• _WORK INSTRUCTIONS_
For the data that follows, return each line unchanged and drop the pictures.

• _PROVIDED MATERIAL_
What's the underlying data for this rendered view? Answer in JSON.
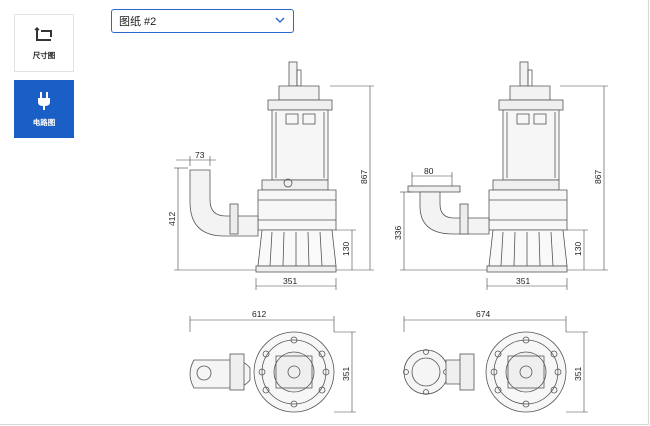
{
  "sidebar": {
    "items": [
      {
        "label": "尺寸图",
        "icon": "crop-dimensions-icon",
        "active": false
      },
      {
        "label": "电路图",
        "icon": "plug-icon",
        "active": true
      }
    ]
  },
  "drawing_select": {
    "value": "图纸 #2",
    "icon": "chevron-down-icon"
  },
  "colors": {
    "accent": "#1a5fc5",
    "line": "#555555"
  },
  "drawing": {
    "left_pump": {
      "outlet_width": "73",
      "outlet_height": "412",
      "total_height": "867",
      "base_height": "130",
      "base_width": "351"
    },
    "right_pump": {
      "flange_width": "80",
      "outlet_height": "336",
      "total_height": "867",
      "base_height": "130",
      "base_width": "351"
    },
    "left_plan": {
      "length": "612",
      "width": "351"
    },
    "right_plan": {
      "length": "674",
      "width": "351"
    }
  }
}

• _ANSWER TO THE EXERCISE_
What's the underlying data for this rendered view? Answer in JSON.
{
  "sidebar": {
    "items": [
      {
        "label": "尺寸图",
        "icon": "crop-dimensions-icon",
        "active": false
      },
      {
        "label": "电路图",
        "icon": "plug-icon",
        "active": true
      }
    ]
  },
  "drawing_select": {
    "value": "图纸 #2",
    "icon": "chevron-down-icon"
  },
  "colors": {
    "accent": "#1a5fc5",
    "line": "#555555"
  },
  "drawing": {
    "left_pump": {
      "outlet_width": "73",
      "outlet_height": "412",
      "total_height": "867",
      "base_height": "130",
      "base_width": "351"
    },
    "right_pump": {
      "flange_width": "80",
      "outlet_height": "336",
      "total_height": "867",
      "base_height": "130",
      "base_width": "351"
    },
    "left_plan": {
      "length": "612",
      "width": "351"
    },
    "right_plan": {
      "length": "674",
      "width": "351"
    }
  }
}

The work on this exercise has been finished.